Okada are Lagos motorcyclists who earn cash by zipping customers through traffic, often with little regard for safety. The regional government recently banned okada from all major roadways, in part because the bikes are often used by robbers to flee from crime scenes. The prohibition hasn’t gone over well, however, for okada are more than just automotive hustlers—they’re also part of a distinct subculture that centers around a shared love of speed. And they are lashing out at the policemen enforcing the ban, who have no qualms about using violence at will.
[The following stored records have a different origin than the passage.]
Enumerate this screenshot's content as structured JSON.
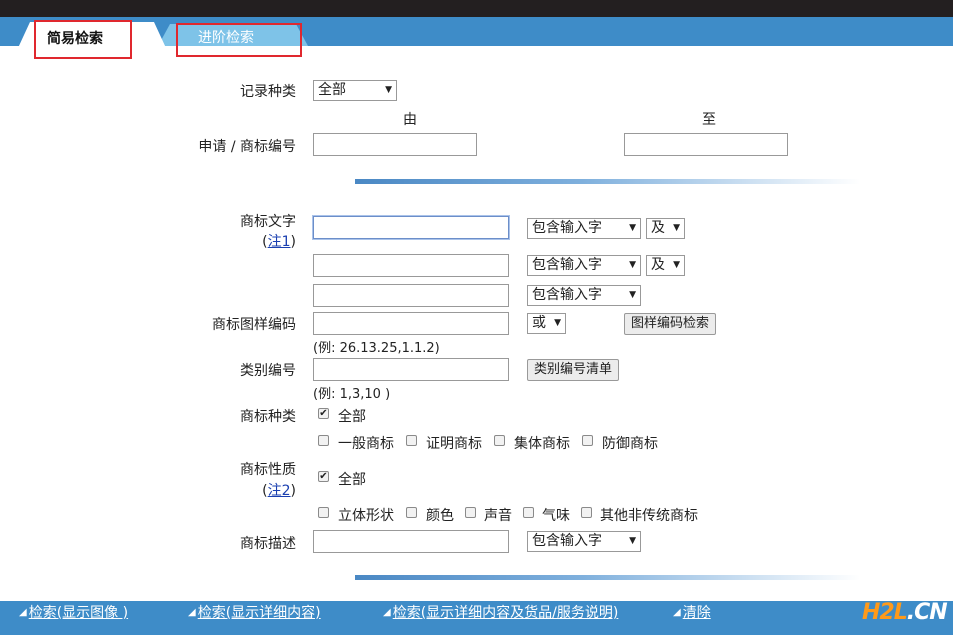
{
  "tabs": [
    {
      "label": "简易检索",
      "active": true
    },
    {
      "label": "进阶检索",
      "active": false
    }
  ],
  "record_type": {
    "label": "记录种类",
    "value": "全部"
  },
  "range": {
    "from": "由",
    "to": "至"
  },
  "app_number": {
    "label": "申请 / 商标编号",
    "from_value": "",
    "to_value": ""
  },
  "mark_text": {
    "label": "商标文字",
    "note_prefix": "(",
    "note_link": "注1",
    "note_suffix": ")",
    "rows": [
      {
        "value": "",
        "match": "包含输入字",
        "op": "及"
      },
      {
        "value": "",
        "match": "包含输入字",
        "op": "及"
      },
      {
        "value": "",
        "match": "包含输入字"
      }
    ]
  },
  "design_code": {
    "label": "商标图样编码",
    "value": "",
    "op": "或",
    "button": "图样编码检索",
    "hint": "(例: 26.13.25,1.1.2)"
  },
  "class_number": {
    "label": "类别编号",
    "value": "",
    "button": "类别编号清单",
    "hint": "(例: 1,3,10 )"
  },
  "mark_kind": {
    "label": "商标种类",
    "all": {
      "label": "全部",
      "checked": true
    },
    "options": [
      {
        "label": "一般商标",
        "checked": false
      },
      {
        "label": "证明商标",
        "checked": false
      },
      {
        "label": "集体商标",
        "checked": false
      },
      {
        "label": "防御商标",
        "checked": false
      }
    ]
  },
  "mark_nature": {
    "label": "商标性质",
    "note_prefix": "(",
    "note_link": "注2",
    "note_suffix": ")",
    "all": {
      "label": "全部",
      "checked": true
    },
    "options": [
      {
        "label": "立体形状",
        "checked": false
      },
      {
        "label": "颜色",
        "checked": false
      },
      {
        "label": "声音",
        "checked": false
      },
      {
        "label": "气味",
        "checked": false
      },
      {
        "label": "其他非传统商标",
        "checked": false
      }
    ]
  },
  "mark_desc": {
    "label": "商标描述",
    "value": "",
    "match": "包含输入字"
  },
  "footer": {
    "links": [
      {
        "label": "检索(显示图像 )"
      },
      {
        "label": "检索(显示详细内容)"
      },
      {
        "label": "检索(显示详细内容及货品/服务说明)"
      },
      {
        "label": "清除"
      }
    ],
    "logo": {
      "part1": "H2L",
      "part2": ".CN"
    }
  },
  "colors": {
    "accent": "#3e8cc8",
    "link": "#1a3fb0",
    "highlight": "#e0282e"
  },
  "icons": {
    "dropdown": "triangle-down-icon",
    "footer_link": "arrow-down-right-icon",
    "check": "checkmark-icon"
  }
}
If I were a betting man, I would ultimately place my money on the okada. They provide too valuable of a service to the general public—a last resort for people who are late for important appointments, and have no choice but to risk their lives to reach their destinations in time. Until Lagos is cured of its endemic traffic problems, there will always be plenty of demand for the okada. And it is ultimately demand that settles disputes like this, not policies issued from on high.